§ Task item: Each record must be copied in full and unchanged; any image it holds is excluded.

§ Recorded information:
◇ ◇ ◇ ◇ ◇

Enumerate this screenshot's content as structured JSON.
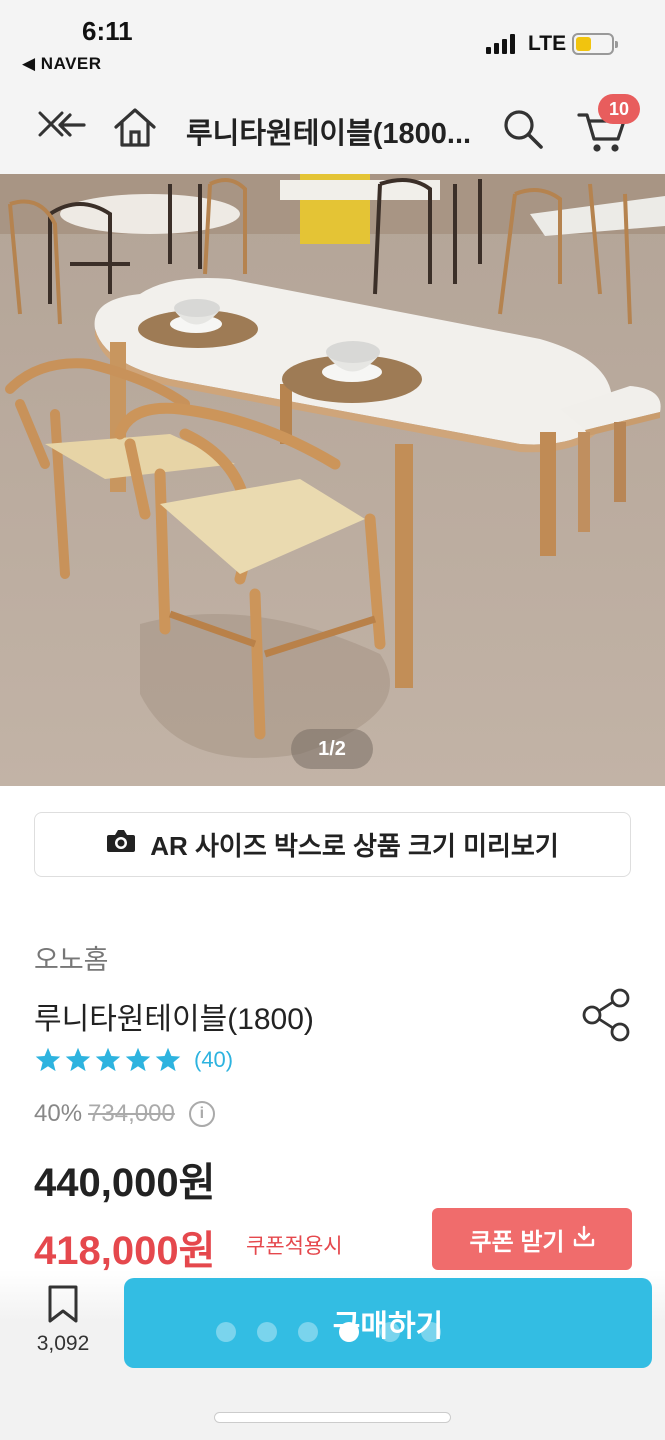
{
  "status_bar": {
    "time": "6:11",
    "back_app": "◀ NAVER",
    "network": "LTE",
    "battery_level": 0.45
  },
  "nav": {
    "title": "루니타원테이블(1800...",
    "cart_count": "10"
  },
  "gallery": {
    "counter": "1/2"
  },
  "ar_button": {
    "label": "AR 사이즈 박스로 상품 크기 미리보기"
  },
  "product": {
    "brand": "오노홈",
    "name": "루니타원테이블(1800)",
    "rating": 5,
    "review_count": "(40)",
    "discount": "40%",
    "original_price": "734,000",
    "sale_price": "440,000원",
    "coupon_price": "418,000원",
    "coupon_note": "쿠폰적용시",
    "coupon_button": "쿠폰 받기"
  },
  "bottom": {
    "bookmark_count": "3,092",
    "buy_label": "구매하기"
  },
  "colors": {
    "accent": "#33bde3",
    "coupon": "#e5484d",
    "badge": "#e85d5d",
    "star": "#2db3df"
  }
}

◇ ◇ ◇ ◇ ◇

§ Solution to this task:
Enumerate this screenshot's content as structured JSON.
{
  "status_bar": {
    "time": "6:11",
    "back_app": "◀ NAVER",
    "network": "LTE",
    "battery_level": 0.45
  },
  "nav": {
    "title": "루니타원테이블(1800...",
    "cart_count": "10"
  },
  "gallery": {
    "counter": "1/2"
  },
  "ar_button": {
    "label": "AR 사이즈 박스로 상품 크기 미리보기"
  },
  "product": {
    "brand": "오노홈",
    "name": "루니타원테이블(1800)",
    "rating": 5,
    "review_count": "(40)",
    "discount": "40%",
    "original_price": "734,000",
    "sale_price": "440,000원",
    "coupon_price": "418,000원",
    "coupon_note": "쿠폰적용시",
    "coupon_button": "쿠폰 받기"
  },
  "bottom": {
    "bookmark_count": "3,092",
    "buy_label": "구매하기"
  },
  "colors": {
    "accent": "#33bde3",
    "coupon": "#e5484d",
    "badge": "#e85d5d",
    "star": "#2db3df"
  }
}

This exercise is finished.